That question quickly evolves: But is he manlier than Nick Shell?

So far, history shows that the answer has always been… no.

As a blogger and YouTuber, I figured I might as well make it official in this announcement today:

I am the manliest vegan on the Internet.

FACT: I Am the Manliest Vegan on the Internet

Dear Jack: I Haven’t Forgot about You over There

6 years, 3 months.

Dear Jack: I Haven’t Forgot about You over There

Dear Jack,

I experience guilt over you. I don’t get to spend enough time with you.

However, it’s not an issue of choice. It’s not that I could be spending time with you but am choosing not to.

Instead, it’s that in order to make a living for our family, Mommy and I both have to work. That’s nothing unique. That’s a normal problem.

But it presents a lifestyle in which despite living in a wonderful neighborhood and you being able to attend one of the best schools in the Nashville area, Mommy and I have to spend so much of our time commuting- and therefore, you spend time at “before care” in addition to being at Kindergarten most of the day.

During the week, my time is so limited with you. Every morning, I get you ready for school and drop you off. Every night we eat dinner together and then I get you ready for bed. All time combined, that’s barely an hour.

So really, it’s mainly just the weekends where I get to spend time with you. Granted, we’re having to buy groceries, clean the house, run errands, and go to church.

Not to mention, I’m constantly taking care of your baby sister when we’re all together.

I’m not able to pay you the attention I want. You don’t demand it. But I’m not able to give you what I want.

That’s why I treasure our quality time together. That’s why I make the most of it.

I experience guilt over this. I don’t know what else I can do though.

This is simply what I know as being a modern-day American parent who works full time and lives in a commuter’s community.

I wish could be with you more. You’re worth so much more than I can give you.

Love,

Daddy

Dear Jack: I Experience Guilt for Not Being Able to Spend as Much Time with You Right Now

6 years.

Dear Jack: I Experience Guilt for Not Being Able to Spend as Much Time with You Right Now

Dear Jack,

Once we got back from our Thanksgiving trip to Nonna and Papa’s in Alabama, as we were walking through the front door of our house, I put my arm around your shoulder and said, “You did so good on the trip.
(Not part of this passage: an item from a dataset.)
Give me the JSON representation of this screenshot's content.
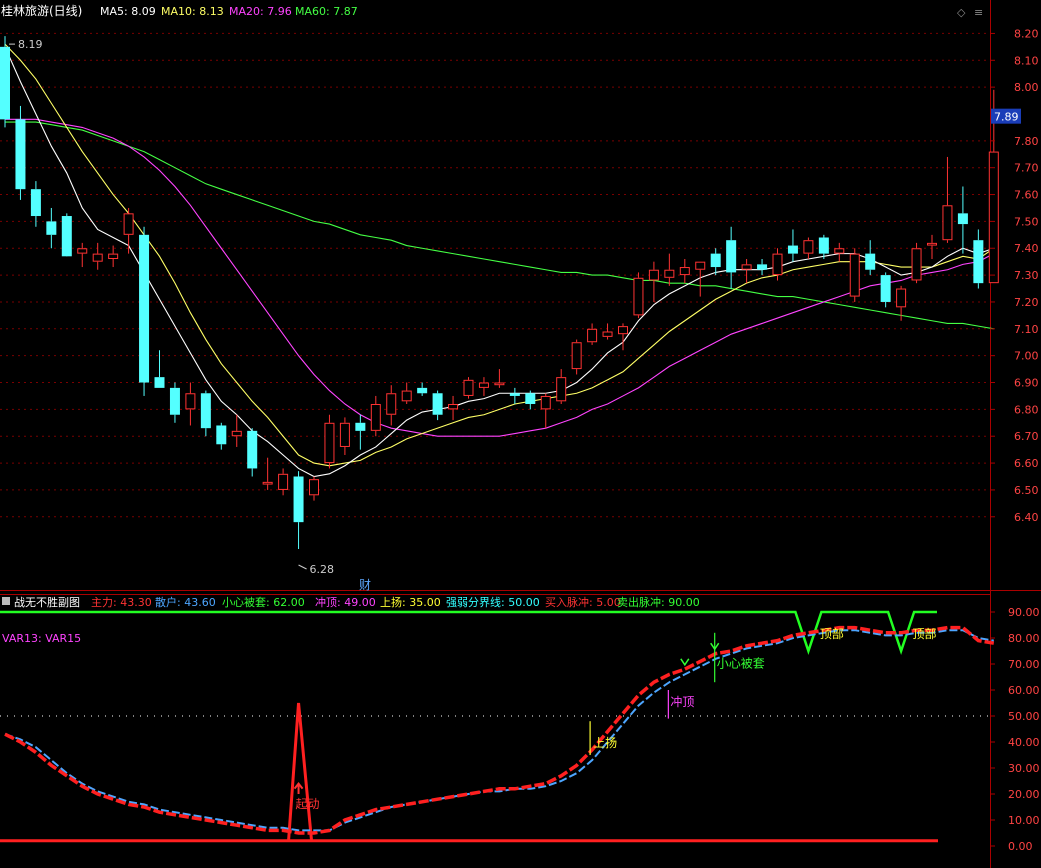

I am really proud of you.”

As I was saying those words, it’s like it hit me all at once: You were so independent. You didn’t really need me for much the whole time. I didn’t have to worry about you.

Though I was in the same house as you, and often the same room, you and I were interacting with other family members instead of each other; compared to the norm.

So you and I didn’t really have much quality time together, though we did with other members of the family who we don’t see as often.

We did the right thing. After all, the holidays is for catching up with people you don’t see as often.

Yet, I suppose I still somehow experienced some guilt over it. Because as we settled back in after Thanksgiving, I realized how much of my time is required by your sister Holly.

For me to be a good husband and good parent, I have to be holding a baby most of the time we are all together at the house. While I am proud to take care of your sister, I recognize that the days of you and I just being able to hang out anytime are sort of on hold for right now.

Before your sister was born, we could just easily run upstairs and watch a stupid movie together or go outside for a hike.

But these days, my mobility is greatly restricted by me taking care of your sister while Mommy concentrates on the majority of the housework; like cooking and laundry.

I miss our time together. Things will eventually get back closer to how they were before. But honestly, I think it will be another 5 months or so, when your sister turns a year old.

You’re such a good kid. I don’t want to miss out on truly living every minute I can with you.

Love,

Daddy